Also, due to the newly drawn 38-district congressional map, two new House seats are added. Serving two-year terms, 31 Texas Representatives are running again. Currently, the Republicans dominate the previous 36 districts by holding 23 of them. Overall, many top leaders and incumbents of both parties will advance either to the runoff or the November general election. The general election will be part of the larger 2022 US Elections or the Midterms.

Finally, every seat in the Texas Senate is up for reelection due to the newly drawn congressional map. Currently, Republicans hold 18 of 31 Senate seats with the Democrats retaining the rest. Almost all of Lieutenant Governor Dan Patrick’s preferred Republicans made it to the November general election.

IMPORTANT POINTS

First, under new GOP laws, 18,000 mail-in votes were rejected. The state’s largest counties saw large spikes in the rates of rejected mail-in ballots. Through Senate Bill 1, Republicans restricted mail-in voting to only people 65 and older and people with disabilities. Also, many Republicans argued that this bill was meant to enhance state elections’ security and integrity. However, many Democrats and organizations such as the Texas Civil Rights Project strongly objected to this. James Slattery, Texas Civil Rights Project attorney declared that Republicans were “directly responsible for disenfranchising tens of thousands of Texas voters.”

James Slattery, Senior Staff Attorney of the Texas Civil Rights Project

Second, this year’s primary election turnout went down as one of the lowest in the state’s history. Only 18% of registered voters participated in the voting. Big blue counties include Harris, Bexar, Dallas, and Travis counties. Only 15% of registered voters in these counties actually voted. As for the big red counties that number up to 218, 21% of registered voters voted for their preferred nominees.

CONCLUSION
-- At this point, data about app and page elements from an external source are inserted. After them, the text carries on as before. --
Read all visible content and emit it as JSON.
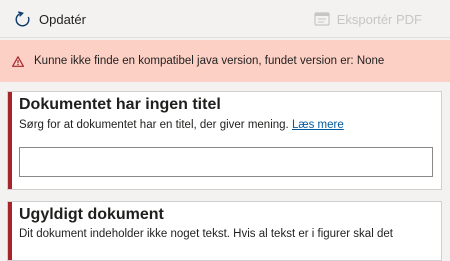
{
  "toolbar": {
    "refresh_label": "Opdatér",
    "refresh_icon": "refresh-icon",
    "export_label": "Eksportér PDF",
    "export_icon": "pdf-icon",
    "export_disabled": true
  },
  "alert": {
    "icon": "warning-icon",
    "message": "Kunne ikke finde en kompatibel java version, fundet version er: None",
    "color": "#fcd0c5"
  },
  "issues": [
    {
      "title": "Dokumentet har ingen titel",
      "description": "Sørg for at dokumentet har en titel, der giver mening.",
      "link_label": "Læs mere",
      "input_value": "",
      "input_placeholder": ""
    },
    {
      "title": "Ugyldigt dokument",
      "description": "Dit dokument indeholder ikke noget tekst. Hvis al tekst er i figurer skal det"
    }
  ],
  "colors": {
    "error_stripe": "#a4262c",
    "link": "#005a9e",
    "disabled": "#c8c6c4"
  }
}
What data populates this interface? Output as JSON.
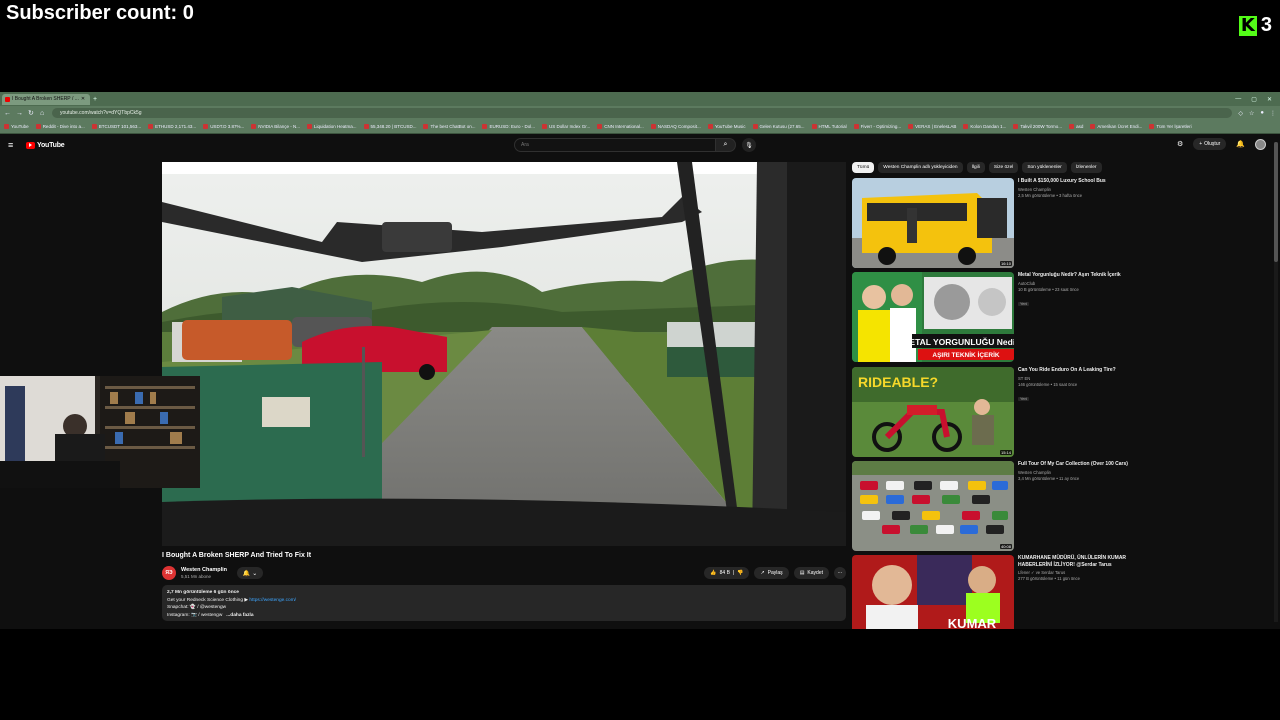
{
  "overlay": {
    "subscriber_count": "Subscriber count: 0",
    "kick_logo_letter": "K",
    "kick_count": "3",
    "kick_color": "#53fc18"
  },
  "browser": {
    "tab_title": "I Bought A Broken SHERP / ...",
    "url": "youtube.com/watch?v=dYQTbpCk5g",
    "bookmarks": [
      "YouTube",
      "Reddit - Dive into a...",
      "BTCUSDT 101,563...",
      "ETHUSD 2,171.43...",
      "USDT.D 3.87%...",
      "NVIDIA Bilançe - N...",
      "Liquidation Heatma...",
      "55,348.20 | BTCUSD...",
      "The best ChatBot on...",
      "EURUSD: Euro - Dol...",
      "US Dollar Index Gr...",
      "CNN International...",
      "NASDAQ Composit...",
      "YouTube Music",
      "Gelen Kutusu (27.65...",
      "HTML Tutorial",
      "Fiverr - Optimizing...",
      "VERAS | EnelesLAB",
      "Kolon Dandan 1...",
      "Takvil 200W Tormo...",
      "asd",
      "Amerikan Ücret Endi...",
      "Tüm Yer İşaretleri"
    ]
  },
  "youtube": {
    "logo_text": "YouTube",
    "search_placeholder": "Ara",
    "create_label": "Oluştur",
    "video_title": "I Bought A Broken SHERP And Tried To Fix It",
    "channel_name": "Westen Champlin",
    "channel_avatar_text": "ЯЭ",
    "subscribers": "5,51 Mn abone",
    "likes": "84 B",
    "share_label": "Paylaş",
    "save_label": "Kaydet",
    "description": {
      "stats": "2,7 Mn görüntüleme  6 gün önce",
      "line1_prefix": "Get your Redneck Science Clothing ▶ ",
      "line1_link": "https://westenge.com/",
      "line2": "Snapchat: 👻 / @westengw",
      "line3": "Instagram: 📷 / westengw",
      "more": "...daha fazla"
    },
    "chips": [
      "Tümü",
      "Westen Champlin adlı yükleyiciden",
      "İlgili",
      "Size özel",
      "Son yüklenenler",
      "İzlenenler"
    ],
    "recommendations": [
      {
        "title": "I Built A $150,000 Luxury School Bus",
        "channel": "Westen Champlin",
        "stats": "2,5 Mn görüntüleme • 3 hafta önce",
        "duration": "16:10",
        "badge": ""
      },
      {
        "title": "Metal Yorgunluğu Nedir? Aşırı Teknik İçerik",
        "channel": "AutoClub",
        "stats": "10 B görüntüleme • 23 saat önce",
        "duration": "",
        "badge": "Yeni",
        "thumb_text_1": "METAL YORGUNLUĞU Nedir?",
        "thumb_text_2": "AŞIRI TEKNİK İÇERİK"
      },
      {
        "title": "Can You Ride Enduro On A Leaking Tire?",
        "channel": "ST EN",
        "stats": "146 görüntüleme • 15 saat önce",
        "duration": "15:14",
        "badge": "Yeni",
        "thumb_text_1": "RIDEABLE?"
      },
      {
        "title": "Full Tour Of My Car Collection (Over 100 Cars)",
        "channel": "Westen Champlin",
        "stats": "3,4 Mn görüntüleme • 11 ay önce",
        "duration": "40:08",
        "badge": ""
      },
      {
        "title": "KUMARHANE MÜDÜRÜ, ÜNLÜLERİN KUMAR HABERLERİNİ İZLİYOR! @Serdar Tarus",
        "channel": "Lfener ✓ ve Serdar Tarus",
        "stats": "277 B görüntüleme • 11 gün önce",
        "duration": "",
        "badge": "",
        "thumb_text_1": "KUMAR"
      }
    ]
  }
}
Only a handful of nominees such as Ken Paxton and George P. Bush will face off in the May 24th runoff election. In the end, most Republican and Democrat incumbents advance to the November general election. These incumbents range from governor and attorney general positions to the Texas Senate. Also, these winners received various endorsements and donations from top politicians and organizations. However, nothing is certain for either side due to the low voter turnout and enthusiasm among many Texans.